What Your Confined Space Safety Program Needs to Cover
Confined space entry requires a significant amount of attention to details well before the work begins.
Confined space entry (CSE) is complex and often deadly dangerous work. You cannot afford to take it lightly. The hazards associated with it are just too great, not to mention the hazards and risks associated with monitoring the space, rescue attempts, or body recoveries.
(Learn more in 7 Things to Consider Before Entering a Confined Space.)
Before Creating Your Confined Space Entry Program
Before we get into the meat of what a confined space program should look like on paper, let me ask you a quick question:
Do you have a complete and up-to-date inventory of the confined spaces at your work site?
If you answered that question with a "yes," great!
But it raises a second question:
Do you have a complete hazard and risk analysis for each and every confined space on that inventory?
Yes to that as well?

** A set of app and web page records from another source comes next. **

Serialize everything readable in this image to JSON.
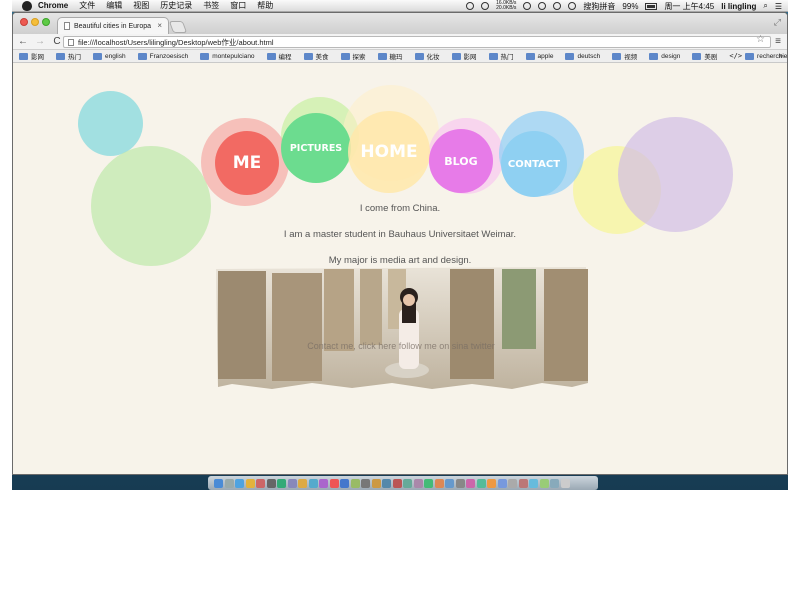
{
  "menubar": {
    "app_name": "Chrome",
    "items": [
      "文件",
      "编辑",
      "视图",
      "历史记录",
      "书签",
      "窗口",
      "帮助"
    ],
    "net_up": "16.0KB/s",
    "net_down": "20.0KB/s",
    "input_method": "搜狗拼音",
    "battery": "99%",
    "clock": "周一 上午4:45",
    "user": "li lingling"
  },
  "browser": {
    "tab_title": "Beautiful cities in Europa",
    "tab_close": "×",
    "url": "file:///localhost/Users/lilingling/Desktop/web作业/about.html",
    "bookmarks": [
      "影网",
      "热门",
      "english",
      "Franzoesisch",
      "montepulciano",
      "编程",
      "美食",
      "探索",
      "糖玛",
      "化妆",
      "影网",
      "热门",
      "apple",
      "deutsch",
      "视频",
      "design",
      "美剧",
      "recherchieren"
    ],
    "bookmarks_more": "»"
  },
  "page": {
    "nav": {
      "me": "ME",
      "pictures": "PICTURES",
      "home": "HOME",
      "blog": "BLOG",
      "contact": "CONTACT"
    },
    "intro": [
      "I come from China.",
      "I am a master student in Bauhaus Universitaet Weimar.",
      "My major is media art and design."
    ],
    "photo_caption": "Contact me, click here follow me on sina twitter"
  },
  "colors": {
    "page_bg": "#f7f3ea",
    "me": "#f26a63",
    "pictures": "#6cdc8f",
    "home": "#ffe6a8",
    "blog": "#e77be8",
    "contact": "#8fd0f2"
  }
}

Great! You have laid two of the basic foundation stones of your program.
What if you answered "no" to either of these questions? In that case, here is a sample of a decision chart that can help.
Confined Space Standards

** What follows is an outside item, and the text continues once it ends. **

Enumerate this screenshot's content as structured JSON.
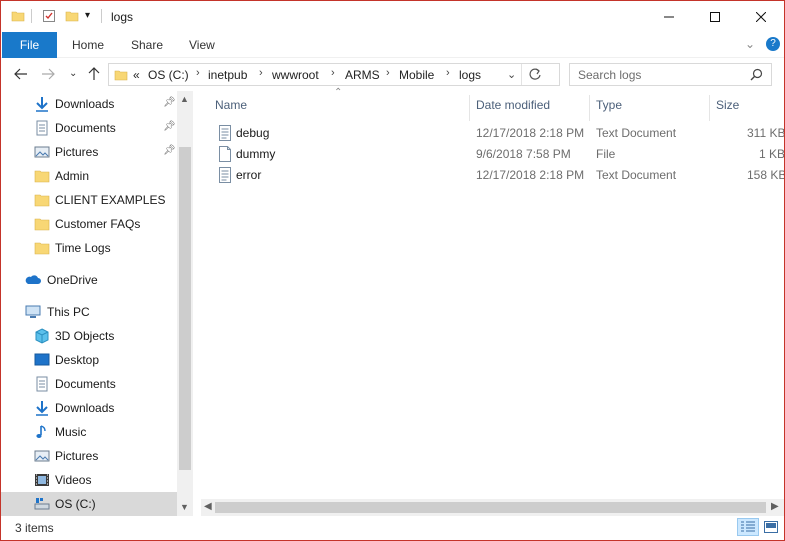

If you're operating in the United States, do your confined spaces (or some of them) by definition meet the 29 CFR 1910.146 standard, which applies to all of general industry? Are they permit requiring confined spaces?
If, as part of your hazard and risk assessment, you determine that they do, that means your program must include that aspect as a foundation stone.
Note that the standard does not cover all industries. For agriculture, check 29 CFR 1928. For construction, 1926 1200-1213 Subpart AA. And for shipyards, 29 CFR Part 1915 Subpart B.
In Canada, make sure you update to CSA Z1006-16, the new version of the standard for Confined Spaces.
Absolutely check your jurisdiction for the Standards, Acts, Regulations, and Codes of Practice for confined space. The Province of Alberta, for example, has excellent tools available online.
Emergency Planning and Training
Remember that emergency planning and training requirements are also important aspects of any confined space entry program. Make sure you are in compliance with the rescue training requirements for all situations, not only confined space entry.
What Your Confined Space Entry Program Should Include
Now, let’s run through the "headers" a very basic confined space entry program must have.
Employees who work in confined spaces face hazards not only from the space itself, but also from:
- Hazardous atmospheres
As such, our topic or section headers could include, but are not limited to:
- A reference to the overarching policy
- A glossary of terms relating to confined spaces and the associated risks and hazards
- A confined space decision matrix or flow chart
- Identification (inventory) of all confined spaces at the work site
- The hazards associated with each space
- Each space will have unique features – generic confined space entry hazard analysis statements are useful and could be used for multiple identical spaces, but make sure each space and the work that will be done in it are reviewed individually before entry (short cuts can create risk down the line)
- Written physical descriptions of the confined spaces at the work site
- Why the spaces must be entered; what work needs to be done that requires entry
- Again, a section on the hazards that may be present in each confined space
- Management, supervisor, and work training and requirements
- Entry permit system
- The actual procedures for each type of entry and the work that will be done
- Equipment, including watch and rescue, and atmospheric testing/sampling
- Atmospheric testing
- Respiratory protection
- Ventilation, purging, and inerting
- Isolation of hazards, substances, and energy
- Safety watch; roles and responsibilities
- Emergency response
- Incident investigation
- Incident reporting and record keeping
- Work review and debriefings
- Document control and revisions
Note that your confined space entry program, work practice, code of practice, or procedure may be supported by mention in a general Company Safety Policy. My personal choice would be to have a policy for confined space, which is then supported by the above.
Confined space entry work requires a significant investment of resources well before any entry is actually performed. You may require, in addition to the safety professional, hygiene professionals, professional engineers, and the services of equipment manufacturers and suppliers. Input from your management team, supervisors, and the workers who will do the work is an absolute necessity.
Due to the contaminants that may be found in a confined space, you may also need to include a hygiene program for worker health considerations. Such a program may include baseline testing and health monitoring.
And a key component of your confined space entry program may be working under air, either supplied line or SCBA.
(Learn more in SCBA 101: Meet the Respirator that Will Save Your Life.)
Take great care with confined space work. Use only a complete, documented due diligence approach. This work requires very significant attention to detail – before, during, and after the work!
For all things Confined Space, check out our Confined Space Knowledge Center.
Written by Henry Skjerven
Mr. Skjerven has consulted professionally for over 27 years, with extensive Canadian experience, literally from coast to coast but with a home base in Western Canada. His experience ranges from marketing, adult education, and heavy transportation (rail) to municipal public works, fleet and transportation, oil and gas construction in the tar sands, emergency response (Fire and Ambulance), Public Works, Parks and Recreation, Security, as well as human resources and software systems, including enterprise style projects.